Keep To A Routine
At the beginning of lockdown one of the key pieces of advice was to still wear what you would to the office, take a proper lunch break and finish on time. As the lockdown went on though, I know I’m not alone in saying that the lure of wearing loungewear all day became too much to resist.
It was also extremely easy to work and eat but spend my ‘break’ doing household chores so I could work for a bit longer once 5pm came. Blurring the lines of work and home seemed ideal, even more productive, at first, but looking back it seems more likely to lead to being easily distracted and less focused than in the office.
One of my colleagues suggested they would set more deadlines and targets that weren’t flexible, to make it harder to talk themselves into working on many tasks but not actually completing any.
With any future working from home I would agree with my colleague and make more effort to really plan my tasks and day better, putting strict timings on breaks and overtime, wear more appropriate clothes and look forward to putting on my loungewear at the end of the day, not the beginning.
Someone else mentioned that if you don’t have a study or spare room to work in and leave, make sure you clear up all your work stuff at the end of the day so it’s not sitting there staring at you all evening. It will help you feel more relaxed and present at home.
Arrange A Proper Workstation

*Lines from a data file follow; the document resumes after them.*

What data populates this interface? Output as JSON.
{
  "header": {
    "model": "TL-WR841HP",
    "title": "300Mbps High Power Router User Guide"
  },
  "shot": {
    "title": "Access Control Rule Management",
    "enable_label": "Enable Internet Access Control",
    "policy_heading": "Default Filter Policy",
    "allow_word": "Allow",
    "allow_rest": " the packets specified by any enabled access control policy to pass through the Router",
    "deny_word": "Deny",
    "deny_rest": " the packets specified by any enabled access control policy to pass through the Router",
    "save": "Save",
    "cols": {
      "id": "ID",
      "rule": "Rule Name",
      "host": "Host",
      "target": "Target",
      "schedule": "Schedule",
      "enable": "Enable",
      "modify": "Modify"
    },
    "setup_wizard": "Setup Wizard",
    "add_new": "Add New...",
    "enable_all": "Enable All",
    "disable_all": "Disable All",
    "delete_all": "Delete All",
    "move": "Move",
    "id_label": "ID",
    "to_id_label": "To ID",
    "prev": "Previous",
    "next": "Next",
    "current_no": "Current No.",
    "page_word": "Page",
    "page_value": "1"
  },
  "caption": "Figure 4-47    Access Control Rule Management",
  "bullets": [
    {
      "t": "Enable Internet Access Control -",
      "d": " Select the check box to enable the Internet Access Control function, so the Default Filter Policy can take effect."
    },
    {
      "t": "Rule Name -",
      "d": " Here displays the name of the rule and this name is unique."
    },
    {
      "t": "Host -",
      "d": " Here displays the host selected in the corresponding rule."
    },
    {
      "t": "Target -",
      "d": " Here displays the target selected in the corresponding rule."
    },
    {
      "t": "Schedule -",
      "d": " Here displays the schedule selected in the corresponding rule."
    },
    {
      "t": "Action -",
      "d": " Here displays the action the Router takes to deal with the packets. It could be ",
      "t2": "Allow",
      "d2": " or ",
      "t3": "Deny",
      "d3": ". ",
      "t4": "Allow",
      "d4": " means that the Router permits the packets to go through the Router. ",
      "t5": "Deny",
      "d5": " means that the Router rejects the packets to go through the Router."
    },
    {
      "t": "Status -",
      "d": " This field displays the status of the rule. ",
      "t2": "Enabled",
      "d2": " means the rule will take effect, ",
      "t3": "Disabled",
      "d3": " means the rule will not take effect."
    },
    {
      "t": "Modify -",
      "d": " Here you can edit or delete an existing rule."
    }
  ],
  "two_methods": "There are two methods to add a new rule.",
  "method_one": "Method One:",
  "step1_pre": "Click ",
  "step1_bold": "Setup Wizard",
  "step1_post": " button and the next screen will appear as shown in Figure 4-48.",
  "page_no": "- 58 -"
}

Did you spend most of your time working from home on the sofa? Relishing the comfy, cosy, cushioned cocoon that no office chair can provide? You’re not alone. As employers though, you know providing an ergonomic workstation in the office is an important health and safety practice so did you extend that to your home-workers? For a lot of your staff, sitting at their dining room table or a desk if they have one, was sufficient and comfortable enough but for the health and safety of staff who don’t, there are all sorts of pop-up desks and discount/second-hand office furniture that you could provide or even offer to go halves on.
Now definitely doesn’t seem like the time for companies to be spending any more money than absolutely essential but there could be consequences for not investing in making working from home comfortable and healthy for your staff. Employers who invest in a good work-from-home set-up will start marketing their jobs with that perk and employees may decide to leave their current jobs for a company who are willing provide a better work-from-home experience.